  • More and more horses being kept as pets
  • More horses being inactive
  • Owners over-estimating how hard their horses are working and therefore over feeding them
  • Owners being 'anthropomorphic' and in their love of horses, and trying to 'treat' them by over feeding them
  • Owners being subject to increased marketing by feed companies.
  • Confusion over what their horses really need.

All of the reasons above combined have increased the problem in recent years. Social yard pressures are often the reason for choosing a particular type of feed, and often owners do not have a basic education in nutrition; how to calculate feed rations for your horse based on their bodyweight, and what vitamins and nutrients horses really need.


A recent conversation with a Redwings representative alerted me to the severity of the problem in the UK, and highlighted that obesity is much more of a problem than a horse that is under weight or even malnourished. Obesity can cause permanent damage whereas an underweight horse can be more easily 'fixed'. Obesity can cause all sorts of metabolic problems such as insulin dysregulation, laminitis, orthopaedic disease, infertility or poor performance. In order to monitor obesity you can use body condition scoring and with scales of 1-10, you need to keep your horse under 7.

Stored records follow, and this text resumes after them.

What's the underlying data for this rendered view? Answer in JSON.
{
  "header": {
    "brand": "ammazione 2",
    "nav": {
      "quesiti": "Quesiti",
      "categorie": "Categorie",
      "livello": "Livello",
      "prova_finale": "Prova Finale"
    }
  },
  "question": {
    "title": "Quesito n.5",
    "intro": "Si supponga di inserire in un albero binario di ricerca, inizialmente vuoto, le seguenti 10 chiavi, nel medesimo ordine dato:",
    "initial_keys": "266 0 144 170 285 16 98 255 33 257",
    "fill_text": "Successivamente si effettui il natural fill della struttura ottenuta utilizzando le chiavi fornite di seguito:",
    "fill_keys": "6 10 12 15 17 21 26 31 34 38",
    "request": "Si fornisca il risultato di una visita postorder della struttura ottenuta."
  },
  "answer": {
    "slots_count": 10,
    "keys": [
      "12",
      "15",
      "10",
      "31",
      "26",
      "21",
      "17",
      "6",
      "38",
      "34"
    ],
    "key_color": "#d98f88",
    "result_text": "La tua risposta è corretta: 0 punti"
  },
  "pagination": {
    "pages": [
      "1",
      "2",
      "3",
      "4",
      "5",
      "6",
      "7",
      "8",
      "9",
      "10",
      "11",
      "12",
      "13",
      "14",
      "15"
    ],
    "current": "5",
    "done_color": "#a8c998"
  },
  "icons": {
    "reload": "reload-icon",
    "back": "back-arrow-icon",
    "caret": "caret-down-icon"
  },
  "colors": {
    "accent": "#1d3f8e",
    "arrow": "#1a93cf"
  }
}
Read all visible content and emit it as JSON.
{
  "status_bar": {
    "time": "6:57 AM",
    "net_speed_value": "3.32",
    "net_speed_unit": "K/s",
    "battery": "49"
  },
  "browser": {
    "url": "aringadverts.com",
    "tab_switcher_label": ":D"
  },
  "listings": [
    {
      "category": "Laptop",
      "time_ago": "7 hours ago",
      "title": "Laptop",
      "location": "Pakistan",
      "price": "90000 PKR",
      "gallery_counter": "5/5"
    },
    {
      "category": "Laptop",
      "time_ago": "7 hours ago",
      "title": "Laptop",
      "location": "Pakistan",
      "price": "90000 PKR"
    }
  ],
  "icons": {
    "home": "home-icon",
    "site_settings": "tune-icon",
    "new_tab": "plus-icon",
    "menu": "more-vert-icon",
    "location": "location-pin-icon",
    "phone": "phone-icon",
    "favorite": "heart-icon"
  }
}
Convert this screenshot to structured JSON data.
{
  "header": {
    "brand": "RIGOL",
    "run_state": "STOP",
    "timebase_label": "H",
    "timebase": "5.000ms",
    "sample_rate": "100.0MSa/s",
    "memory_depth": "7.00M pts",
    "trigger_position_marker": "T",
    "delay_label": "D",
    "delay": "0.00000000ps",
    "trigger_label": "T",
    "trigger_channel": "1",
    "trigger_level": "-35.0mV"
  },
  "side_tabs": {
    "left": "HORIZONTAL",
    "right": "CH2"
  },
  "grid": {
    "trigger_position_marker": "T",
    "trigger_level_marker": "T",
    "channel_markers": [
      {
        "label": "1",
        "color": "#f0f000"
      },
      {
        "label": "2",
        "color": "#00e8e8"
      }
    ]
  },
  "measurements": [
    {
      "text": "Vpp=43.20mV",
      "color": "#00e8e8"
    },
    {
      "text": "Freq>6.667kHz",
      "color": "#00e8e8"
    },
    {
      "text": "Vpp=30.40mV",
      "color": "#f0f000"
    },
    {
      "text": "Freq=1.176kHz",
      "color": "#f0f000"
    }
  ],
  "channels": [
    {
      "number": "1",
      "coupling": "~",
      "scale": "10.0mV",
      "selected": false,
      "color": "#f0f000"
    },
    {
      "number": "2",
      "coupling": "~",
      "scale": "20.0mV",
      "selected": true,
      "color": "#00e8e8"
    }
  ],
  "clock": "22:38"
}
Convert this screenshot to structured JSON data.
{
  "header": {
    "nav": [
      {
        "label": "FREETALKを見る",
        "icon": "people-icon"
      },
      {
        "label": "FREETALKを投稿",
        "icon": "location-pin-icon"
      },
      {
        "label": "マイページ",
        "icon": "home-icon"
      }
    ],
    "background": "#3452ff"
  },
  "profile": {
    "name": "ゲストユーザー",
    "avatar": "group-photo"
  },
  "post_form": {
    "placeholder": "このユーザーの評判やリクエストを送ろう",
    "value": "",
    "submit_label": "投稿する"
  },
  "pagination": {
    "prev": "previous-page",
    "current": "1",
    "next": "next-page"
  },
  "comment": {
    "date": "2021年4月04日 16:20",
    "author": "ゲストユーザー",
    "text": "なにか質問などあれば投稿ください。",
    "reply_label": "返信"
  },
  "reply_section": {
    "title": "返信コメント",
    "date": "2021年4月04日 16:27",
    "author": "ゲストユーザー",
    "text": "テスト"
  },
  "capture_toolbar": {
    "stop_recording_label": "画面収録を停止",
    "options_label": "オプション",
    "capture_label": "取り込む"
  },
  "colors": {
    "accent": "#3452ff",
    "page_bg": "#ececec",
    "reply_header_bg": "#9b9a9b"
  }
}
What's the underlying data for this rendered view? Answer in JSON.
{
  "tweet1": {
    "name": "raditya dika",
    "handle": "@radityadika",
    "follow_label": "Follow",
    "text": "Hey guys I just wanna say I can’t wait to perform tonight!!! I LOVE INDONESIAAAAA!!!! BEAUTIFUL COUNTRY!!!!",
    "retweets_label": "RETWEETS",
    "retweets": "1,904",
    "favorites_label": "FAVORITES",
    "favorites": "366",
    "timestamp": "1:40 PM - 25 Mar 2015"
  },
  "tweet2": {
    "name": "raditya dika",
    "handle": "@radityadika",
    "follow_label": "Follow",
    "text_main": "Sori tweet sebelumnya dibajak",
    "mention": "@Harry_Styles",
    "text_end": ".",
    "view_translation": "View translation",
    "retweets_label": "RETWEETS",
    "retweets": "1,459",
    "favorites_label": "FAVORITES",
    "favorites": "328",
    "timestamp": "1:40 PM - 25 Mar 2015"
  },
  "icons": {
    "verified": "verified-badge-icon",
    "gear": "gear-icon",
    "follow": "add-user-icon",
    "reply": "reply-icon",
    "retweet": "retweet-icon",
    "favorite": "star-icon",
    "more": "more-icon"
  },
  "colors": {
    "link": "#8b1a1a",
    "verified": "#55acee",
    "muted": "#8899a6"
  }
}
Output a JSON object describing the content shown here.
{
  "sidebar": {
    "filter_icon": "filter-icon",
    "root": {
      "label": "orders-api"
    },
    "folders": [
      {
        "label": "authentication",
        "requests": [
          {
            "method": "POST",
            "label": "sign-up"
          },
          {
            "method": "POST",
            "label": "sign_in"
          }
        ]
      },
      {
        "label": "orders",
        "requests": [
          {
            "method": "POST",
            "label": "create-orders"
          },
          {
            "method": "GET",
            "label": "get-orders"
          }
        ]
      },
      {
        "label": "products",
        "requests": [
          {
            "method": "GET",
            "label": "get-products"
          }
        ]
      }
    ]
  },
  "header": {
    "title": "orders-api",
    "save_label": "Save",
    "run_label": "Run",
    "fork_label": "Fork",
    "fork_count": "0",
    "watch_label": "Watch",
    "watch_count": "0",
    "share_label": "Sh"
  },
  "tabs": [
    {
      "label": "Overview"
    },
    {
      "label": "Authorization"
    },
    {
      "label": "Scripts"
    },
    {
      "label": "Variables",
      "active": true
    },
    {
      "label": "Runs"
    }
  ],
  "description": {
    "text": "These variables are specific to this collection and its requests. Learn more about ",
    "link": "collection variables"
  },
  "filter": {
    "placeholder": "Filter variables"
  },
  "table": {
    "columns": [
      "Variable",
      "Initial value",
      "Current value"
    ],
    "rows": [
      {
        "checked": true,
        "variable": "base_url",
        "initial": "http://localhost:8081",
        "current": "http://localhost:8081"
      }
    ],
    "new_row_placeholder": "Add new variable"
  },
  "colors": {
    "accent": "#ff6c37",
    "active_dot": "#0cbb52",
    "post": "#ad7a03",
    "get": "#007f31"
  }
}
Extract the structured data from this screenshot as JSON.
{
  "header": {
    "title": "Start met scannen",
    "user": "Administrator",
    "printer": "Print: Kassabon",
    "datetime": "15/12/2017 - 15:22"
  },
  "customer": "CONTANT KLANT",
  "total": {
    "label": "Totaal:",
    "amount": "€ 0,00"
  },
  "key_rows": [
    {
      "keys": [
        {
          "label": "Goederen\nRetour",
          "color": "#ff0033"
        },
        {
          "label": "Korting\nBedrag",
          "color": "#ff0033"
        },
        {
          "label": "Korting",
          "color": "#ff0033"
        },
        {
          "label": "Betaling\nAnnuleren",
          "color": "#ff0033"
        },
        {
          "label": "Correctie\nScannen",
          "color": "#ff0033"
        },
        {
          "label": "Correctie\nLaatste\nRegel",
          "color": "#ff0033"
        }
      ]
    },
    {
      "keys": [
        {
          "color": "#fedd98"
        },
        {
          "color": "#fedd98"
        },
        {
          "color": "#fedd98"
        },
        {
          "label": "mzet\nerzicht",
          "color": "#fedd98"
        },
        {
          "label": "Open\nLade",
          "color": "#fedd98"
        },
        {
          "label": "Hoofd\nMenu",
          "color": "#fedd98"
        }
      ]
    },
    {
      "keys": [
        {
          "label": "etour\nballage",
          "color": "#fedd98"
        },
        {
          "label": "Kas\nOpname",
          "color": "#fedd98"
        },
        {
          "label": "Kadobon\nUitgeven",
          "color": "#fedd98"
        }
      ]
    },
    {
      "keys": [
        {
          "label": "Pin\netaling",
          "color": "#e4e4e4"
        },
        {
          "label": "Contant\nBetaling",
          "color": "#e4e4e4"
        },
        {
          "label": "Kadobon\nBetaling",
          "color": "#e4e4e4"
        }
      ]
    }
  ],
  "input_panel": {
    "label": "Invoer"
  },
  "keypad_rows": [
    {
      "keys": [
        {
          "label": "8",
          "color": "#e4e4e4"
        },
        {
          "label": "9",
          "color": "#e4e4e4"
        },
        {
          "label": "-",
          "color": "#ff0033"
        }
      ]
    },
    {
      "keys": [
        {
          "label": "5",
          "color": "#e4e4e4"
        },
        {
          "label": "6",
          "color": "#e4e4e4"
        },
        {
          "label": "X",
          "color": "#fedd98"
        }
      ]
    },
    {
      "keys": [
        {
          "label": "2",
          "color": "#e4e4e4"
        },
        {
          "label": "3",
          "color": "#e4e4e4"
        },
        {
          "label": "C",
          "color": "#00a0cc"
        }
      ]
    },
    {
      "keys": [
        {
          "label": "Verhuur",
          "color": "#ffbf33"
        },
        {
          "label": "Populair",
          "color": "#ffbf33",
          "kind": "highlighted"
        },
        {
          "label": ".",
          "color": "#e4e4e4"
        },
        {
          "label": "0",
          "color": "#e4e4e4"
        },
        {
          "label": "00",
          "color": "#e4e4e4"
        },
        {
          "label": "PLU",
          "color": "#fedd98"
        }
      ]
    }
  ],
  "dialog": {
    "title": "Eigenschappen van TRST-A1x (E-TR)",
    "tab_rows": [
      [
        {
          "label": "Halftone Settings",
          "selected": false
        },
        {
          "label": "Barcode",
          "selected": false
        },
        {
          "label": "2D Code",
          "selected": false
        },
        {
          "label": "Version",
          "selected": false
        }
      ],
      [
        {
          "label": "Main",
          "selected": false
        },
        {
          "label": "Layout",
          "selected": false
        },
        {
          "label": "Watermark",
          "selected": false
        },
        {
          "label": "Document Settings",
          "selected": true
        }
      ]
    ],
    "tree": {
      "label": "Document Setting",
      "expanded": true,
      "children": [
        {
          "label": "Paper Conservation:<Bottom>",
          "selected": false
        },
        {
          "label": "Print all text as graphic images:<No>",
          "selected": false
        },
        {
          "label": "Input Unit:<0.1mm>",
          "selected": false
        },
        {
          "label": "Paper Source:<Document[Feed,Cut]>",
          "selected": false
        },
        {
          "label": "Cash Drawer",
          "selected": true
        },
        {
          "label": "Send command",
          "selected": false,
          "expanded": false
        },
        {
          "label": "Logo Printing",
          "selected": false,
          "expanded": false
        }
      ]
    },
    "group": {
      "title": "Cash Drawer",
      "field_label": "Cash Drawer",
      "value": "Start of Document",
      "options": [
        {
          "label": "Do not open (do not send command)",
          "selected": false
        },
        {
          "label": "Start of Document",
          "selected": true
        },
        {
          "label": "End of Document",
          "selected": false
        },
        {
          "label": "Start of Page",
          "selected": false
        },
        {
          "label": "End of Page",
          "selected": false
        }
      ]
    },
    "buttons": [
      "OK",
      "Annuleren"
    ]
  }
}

There are different body condition scoring scales, some grade horses out of 5 and some out of 10. The most recommended ones by Rendle et al (2020) is that of Henneke (1983), which was improved by Kohnke in 1992. A healthy BCS is that of 5. This may rise to 6 over the Summer and then fall to 4 over the Winter. It is a natural process for horses to lose a bit of weight over the winter in preparation for Spring when we all know that horses will put on weight! A score over 7 is considered obese.

The image below shows the areas on the horse where fat accumulates (Veteriankey, 2020). These areas are where you need to feel on your horse in order to assess their condition score.

Next look at Henneke's (1983) condition scoring scale below and from this, you can assess your own horse.

What condition score is your horse? Do post a photo and comment below with the score, I would love to know.